→ **DATA FOR THIS TASK**:
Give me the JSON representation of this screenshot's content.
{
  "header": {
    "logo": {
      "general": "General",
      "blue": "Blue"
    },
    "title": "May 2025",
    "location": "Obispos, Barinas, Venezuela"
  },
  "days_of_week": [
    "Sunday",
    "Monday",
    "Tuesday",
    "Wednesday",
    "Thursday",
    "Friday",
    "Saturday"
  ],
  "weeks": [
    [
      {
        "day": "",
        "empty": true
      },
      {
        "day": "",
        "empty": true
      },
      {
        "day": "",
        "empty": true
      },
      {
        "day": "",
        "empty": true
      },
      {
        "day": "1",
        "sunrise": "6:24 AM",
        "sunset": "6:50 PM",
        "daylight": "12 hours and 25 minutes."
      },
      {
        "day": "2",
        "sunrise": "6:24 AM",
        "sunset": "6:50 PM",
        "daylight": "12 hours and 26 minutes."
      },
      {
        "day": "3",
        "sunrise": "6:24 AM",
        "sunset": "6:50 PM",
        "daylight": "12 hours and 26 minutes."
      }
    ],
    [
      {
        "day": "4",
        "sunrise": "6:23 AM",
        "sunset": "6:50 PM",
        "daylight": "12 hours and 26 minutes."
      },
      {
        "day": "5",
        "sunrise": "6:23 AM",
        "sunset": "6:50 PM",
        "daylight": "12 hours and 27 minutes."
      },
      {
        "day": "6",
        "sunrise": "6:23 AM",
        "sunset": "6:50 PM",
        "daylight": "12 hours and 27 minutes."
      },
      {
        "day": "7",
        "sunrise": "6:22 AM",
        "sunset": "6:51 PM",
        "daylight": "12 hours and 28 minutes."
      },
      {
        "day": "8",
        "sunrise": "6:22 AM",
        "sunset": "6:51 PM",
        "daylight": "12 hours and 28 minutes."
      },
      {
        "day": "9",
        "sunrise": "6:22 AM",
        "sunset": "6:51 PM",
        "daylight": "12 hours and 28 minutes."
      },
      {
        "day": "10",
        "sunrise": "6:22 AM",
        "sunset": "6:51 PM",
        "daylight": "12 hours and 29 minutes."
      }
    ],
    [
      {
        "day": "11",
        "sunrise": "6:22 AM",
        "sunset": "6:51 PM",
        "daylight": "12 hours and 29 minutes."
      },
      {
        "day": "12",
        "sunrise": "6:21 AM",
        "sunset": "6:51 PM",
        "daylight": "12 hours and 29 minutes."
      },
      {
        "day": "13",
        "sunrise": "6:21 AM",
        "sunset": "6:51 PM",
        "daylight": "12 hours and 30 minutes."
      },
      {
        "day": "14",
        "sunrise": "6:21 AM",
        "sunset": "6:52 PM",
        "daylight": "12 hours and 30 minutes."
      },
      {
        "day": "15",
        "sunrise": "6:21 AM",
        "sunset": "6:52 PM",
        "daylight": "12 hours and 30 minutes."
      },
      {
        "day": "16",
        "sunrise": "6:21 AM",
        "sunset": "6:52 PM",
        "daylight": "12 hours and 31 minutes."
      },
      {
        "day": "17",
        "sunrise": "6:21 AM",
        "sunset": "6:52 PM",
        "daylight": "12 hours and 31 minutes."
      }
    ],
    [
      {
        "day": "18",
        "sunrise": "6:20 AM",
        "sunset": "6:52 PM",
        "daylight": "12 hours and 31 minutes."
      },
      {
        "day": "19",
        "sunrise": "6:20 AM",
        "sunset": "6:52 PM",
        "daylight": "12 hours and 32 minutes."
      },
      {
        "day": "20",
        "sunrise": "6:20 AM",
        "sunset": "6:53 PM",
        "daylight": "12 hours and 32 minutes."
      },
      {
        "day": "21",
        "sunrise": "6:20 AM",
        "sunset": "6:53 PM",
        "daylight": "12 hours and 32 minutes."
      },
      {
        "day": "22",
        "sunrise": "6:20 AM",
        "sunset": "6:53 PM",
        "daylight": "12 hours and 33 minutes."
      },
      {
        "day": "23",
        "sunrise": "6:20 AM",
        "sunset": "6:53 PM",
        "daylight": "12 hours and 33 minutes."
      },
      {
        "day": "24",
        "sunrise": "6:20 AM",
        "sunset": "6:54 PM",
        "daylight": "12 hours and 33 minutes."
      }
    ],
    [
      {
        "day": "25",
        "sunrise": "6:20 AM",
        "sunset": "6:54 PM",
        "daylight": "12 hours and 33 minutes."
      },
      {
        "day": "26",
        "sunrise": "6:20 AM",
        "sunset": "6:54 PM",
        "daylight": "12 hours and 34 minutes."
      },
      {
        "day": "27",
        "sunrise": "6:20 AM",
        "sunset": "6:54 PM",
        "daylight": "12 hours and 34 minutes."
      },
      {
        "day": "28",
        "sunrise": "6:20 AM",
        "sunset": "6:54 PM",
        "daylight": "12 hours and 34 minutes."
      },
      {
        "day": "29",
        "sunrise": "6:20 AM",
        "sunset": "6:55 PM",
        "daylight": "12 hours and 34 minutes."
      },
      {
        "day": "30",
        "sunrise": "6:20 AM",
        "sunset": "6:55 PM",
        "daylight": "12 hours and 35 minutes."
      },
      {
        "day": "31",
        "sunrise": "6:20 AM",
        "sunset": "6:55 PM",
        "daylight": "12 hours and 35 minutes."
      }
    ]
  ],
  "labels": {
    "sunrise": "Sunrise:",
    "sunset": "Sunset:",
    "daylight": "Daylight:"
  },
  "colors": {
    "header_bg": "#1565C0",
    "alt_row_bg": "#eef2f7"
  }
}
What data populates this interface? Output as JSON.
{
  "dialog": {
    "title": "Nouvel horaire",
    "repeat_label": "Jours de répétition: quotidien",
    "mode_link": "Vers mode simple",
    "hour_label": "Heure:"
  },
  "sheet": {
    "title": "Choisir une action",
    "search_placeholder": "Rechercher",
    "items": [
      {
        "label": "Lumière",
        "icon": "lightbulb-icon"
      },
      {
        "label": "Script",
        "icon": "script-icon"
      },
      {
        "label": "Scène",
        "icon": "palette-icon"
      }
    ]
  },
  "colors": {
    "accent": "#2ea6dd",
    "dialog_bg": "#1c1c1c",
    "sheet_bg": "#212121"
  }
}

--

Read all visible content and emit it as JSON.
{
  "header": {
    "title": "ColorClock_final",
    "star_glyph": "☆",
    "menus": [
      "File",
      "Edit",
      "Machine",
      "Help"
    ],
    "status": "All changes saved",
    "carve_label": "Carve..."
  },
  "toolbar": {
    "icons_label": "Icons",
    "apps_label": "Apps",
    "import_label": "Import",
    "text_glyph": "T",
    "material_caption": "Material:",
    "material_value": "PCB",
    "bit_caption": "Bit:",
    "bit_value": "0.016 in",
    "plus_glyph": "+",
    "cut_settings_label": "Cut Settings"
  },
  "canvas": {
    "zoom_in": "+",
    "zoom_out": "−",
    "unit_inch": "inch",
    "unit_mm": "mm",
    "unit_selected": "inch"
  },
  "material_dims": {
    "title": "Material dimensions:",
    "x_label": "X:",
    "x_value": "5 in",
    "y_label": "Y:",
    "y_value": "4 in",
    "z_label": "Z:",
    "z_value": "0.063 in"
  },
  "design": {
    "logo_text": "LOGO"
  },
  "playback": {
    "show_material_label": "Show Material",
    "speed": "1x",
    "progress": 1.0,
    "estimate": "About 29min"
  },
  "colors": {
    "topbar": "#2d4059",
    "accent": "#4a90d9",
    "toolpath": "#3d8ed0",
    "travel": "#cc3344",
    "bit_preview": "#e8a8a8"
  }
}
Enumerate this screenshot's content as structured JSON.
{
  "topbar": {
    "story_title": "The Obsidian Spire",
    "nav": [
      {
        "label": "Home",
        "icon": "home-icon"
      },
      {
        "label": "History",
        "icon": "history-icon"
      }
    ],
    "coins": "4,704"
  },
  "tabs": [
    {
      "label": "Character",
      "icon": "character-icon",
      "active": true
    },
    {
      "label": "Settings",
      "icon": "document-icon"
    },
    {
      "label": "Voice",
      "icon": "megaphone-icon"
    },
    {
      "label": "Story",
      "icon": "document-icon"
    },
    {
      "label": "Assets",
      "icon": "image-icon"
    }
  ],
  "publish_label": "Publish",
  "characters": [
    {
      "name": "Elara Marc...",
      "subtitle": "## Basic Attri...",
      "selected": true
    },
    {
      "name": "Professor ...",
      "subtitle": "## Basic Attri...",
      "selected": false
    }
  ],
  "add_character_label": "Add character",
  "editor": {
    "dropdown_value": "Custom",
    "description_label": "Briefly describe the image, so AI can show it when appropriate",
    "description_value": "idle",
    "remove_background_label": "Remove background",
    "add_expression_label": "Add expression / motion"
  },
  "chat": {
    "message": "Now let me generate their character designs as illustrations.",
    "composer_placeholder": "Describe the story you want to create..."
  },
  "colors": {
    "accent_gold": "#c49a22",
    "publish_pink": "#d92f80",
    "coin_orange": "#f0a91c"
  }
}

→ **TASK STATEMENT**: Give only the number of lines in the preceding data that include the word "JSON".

→ **EXERCISE SOLUTION**: 4